In the Warner Bros. movie, starring actress and director Hiam Abbas, one of the film’s protagonists expresses anger that Israelis portray themselves as victims. In the scene in which one of them records a video clip of his family’s farewell, he repeats the conversation several times because there are speeches on the camera, during which his patriotic impulse and his toughness that reveals the fragile face of emotion collapse. This is the goal of the director, who avoids filming any violent event or explosion. It tells the hidden story behind the bombing, and the motives of the two heroes who refused to accept the unjust injustice inflicted on them and their society, to conclude that the resistance and its variations are in essence going against the direction of slavery.
The main feature of the previous films is the feeling of the heroes living in a prison. In the wonderful film 3000 Nights, we take an inside look at the prisons of the Israeli occupation. The film was built mainly around real experiences and interviews of former Palestinian detainees in Ramle prison in the eighties,(8) and was filmed in a real abandoned prison in Jordan.(9) In which the Palestinian director “May Masri” follows the ordeal of a young female detainee named “Layal”. (10)
In the dead of night, under a torrential rain, Layal, blindfolded and handcuffed with iron handcuffs, was taken to a detention center for Israeli and Palestinian prisoners. She was violently searched before being pushed into the Israeli women’s cell. Layal is a newly married teacher who has done nothing but pick up a boy in her car. Nevertheless, she would rather be impartially tried than take her husband’s advice, which is to testify that the boy she delivered threatened and forced her to.

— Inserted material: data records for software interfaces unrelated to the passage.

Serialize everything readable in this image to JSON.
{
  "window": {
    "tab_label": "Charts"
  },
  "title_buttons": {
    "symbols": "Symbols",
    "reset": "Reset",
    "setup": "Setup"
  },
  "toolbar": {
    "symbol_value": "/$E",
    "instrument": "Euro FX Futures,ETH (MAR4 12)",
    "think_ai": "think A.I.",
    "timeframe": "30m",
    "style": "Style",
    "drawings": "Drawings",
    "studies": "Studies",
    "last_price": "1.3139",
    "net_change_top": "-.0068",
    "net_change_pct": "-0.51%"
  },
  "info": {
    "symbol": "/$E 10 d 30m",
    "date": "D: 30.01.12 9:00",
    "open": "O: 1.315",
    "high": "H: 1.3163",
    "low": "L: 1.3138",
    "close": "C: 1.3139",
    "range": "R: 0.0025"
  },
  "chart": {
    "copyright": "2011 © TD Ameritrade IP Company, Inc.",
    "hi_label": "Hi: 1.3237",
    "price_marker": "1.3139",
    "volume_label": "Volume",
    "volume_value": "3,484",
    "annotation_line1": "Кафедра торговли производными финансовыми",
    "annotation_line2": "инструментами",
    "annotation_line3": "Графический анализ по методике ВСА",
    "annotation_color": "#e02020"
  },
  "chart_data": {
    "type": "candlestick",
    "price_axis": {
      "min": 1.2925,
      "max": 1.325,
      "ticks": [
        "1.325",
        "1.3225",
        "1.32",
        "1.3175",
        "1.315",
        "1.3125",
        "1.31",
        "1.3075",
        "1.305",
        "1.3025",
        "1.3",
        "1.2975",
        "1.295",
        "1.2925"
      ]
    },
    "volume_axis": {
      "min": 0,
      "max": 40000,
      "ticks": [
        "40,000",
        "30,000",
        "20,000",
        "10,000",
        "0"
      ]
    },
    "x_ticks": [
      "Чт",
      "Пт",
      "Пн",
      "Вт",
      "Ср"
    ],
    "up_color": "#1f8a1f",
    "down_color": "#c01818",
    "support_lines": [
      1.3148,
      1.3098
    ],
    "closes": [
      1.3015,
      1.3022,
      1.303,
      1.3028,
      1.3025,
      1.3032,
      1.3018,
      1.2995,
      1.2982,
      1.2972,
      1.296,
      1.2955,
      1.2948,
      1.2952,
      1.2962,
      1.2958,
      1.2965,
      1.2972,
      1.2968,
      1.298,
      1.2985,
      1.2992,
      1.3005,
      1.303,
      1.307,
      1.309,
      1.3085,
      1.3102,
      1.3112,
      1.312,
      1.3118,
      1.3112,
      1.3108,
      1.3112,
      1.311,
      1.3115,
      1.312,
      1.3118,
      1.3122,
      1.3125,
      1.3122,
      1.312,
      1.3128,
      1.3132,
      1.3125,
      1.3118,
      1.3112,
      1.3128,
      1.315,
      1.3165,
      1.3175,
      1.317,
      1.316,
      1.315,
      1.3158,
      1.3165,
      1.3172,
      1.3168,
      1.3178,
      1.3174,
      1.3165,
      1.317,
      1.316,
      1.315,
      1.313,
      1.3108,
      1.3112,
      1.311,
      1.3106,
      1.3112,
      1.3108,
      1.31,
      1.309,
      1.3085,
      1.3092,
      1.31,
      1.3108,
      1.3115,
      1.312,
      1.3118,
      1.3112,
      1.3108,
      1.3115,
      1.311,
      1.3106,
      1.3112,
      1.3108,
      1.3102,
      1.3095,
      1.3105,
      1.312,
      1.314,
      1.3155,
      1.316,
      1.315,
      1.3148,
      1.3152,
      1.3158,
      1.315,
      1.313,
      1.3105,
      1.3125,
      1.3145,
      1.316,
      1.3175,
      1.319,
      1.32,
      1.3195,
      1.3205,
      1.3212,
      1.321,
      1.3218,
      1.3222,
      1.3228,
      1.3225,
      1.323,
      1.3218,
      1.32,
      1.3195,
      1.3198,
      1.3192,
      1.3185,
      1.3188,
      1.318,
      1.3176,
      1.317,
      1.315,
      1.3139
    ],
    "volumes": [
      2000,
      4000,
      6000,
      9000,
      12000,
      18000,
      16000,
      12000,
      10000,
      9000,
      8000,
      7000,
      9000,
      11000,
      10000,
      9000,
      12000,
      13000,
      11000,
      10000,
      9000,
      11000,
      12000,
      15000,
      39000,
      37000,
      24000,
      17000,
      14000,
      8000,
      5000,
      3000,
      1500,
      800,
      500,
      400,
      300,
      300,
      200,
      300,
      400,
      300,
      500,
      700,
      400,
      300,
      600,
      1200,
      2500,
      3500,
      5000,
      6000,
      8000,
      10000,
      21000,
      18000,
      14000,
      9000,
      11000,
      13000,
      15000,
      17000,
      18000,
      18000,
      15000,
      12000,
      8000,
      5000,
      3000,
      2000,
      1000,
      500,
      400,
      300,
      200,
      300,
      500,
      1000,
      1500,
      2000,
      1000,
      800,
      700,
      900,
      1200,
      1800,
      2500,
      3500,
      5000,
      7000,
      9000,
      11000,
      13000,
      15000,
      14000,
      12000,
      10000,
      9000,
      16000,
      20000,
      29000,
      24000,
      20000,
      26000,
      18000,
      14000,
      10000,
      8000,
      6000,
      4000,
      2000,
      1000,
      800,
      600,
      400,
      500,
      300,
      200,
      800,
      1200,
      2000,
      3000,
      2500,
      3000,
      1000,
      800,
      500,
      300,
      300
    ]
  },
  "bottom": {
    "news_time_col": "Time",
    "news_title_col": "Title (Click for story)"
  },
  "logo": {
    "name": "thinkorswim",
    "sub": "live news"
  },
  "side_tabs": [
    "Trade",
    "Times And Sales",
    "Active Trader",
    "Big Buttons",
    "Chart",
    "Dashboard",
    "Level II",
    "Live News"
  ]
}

The strength of the characters here lies in their ability to resist what is imposed on them by searching for places of beauty. Whenever the tyranny of ugliness intensifies, ugliness appears in such things as separation and discrimination between Palestinian and Israeli prisoners, and beauty appears in the close friendship that linked “Layal” and her Palestinian companions, and the strike they decided upon Hearing the outbreak of the war in Lebanon and the Sabra and Shatila massacre, despite the beatings, violence and solitary confinement.
The events of the film escalate with the killing of a female prisoner, and the prisoners’ revolution and resistance begin despite the brutality of their jailers. Finally, Mai Masri provides us with a handful of facts: since 1948, more than 700,000 Palestinians have been detained in Israeli prisons, and in November 1983 the Palestine Liberation Organization succeeded in releasing 4,765 Palestinian and Lebanese detainees in exchange for 6 Israeli soldiers captured in southern Lebanon.
After that, a song whispered, whose poet we do not know until now, saying: “Oh, the darkness of the prison is overcast. We love the darkness.. Only after the night. The dawn of the night sublimates. “.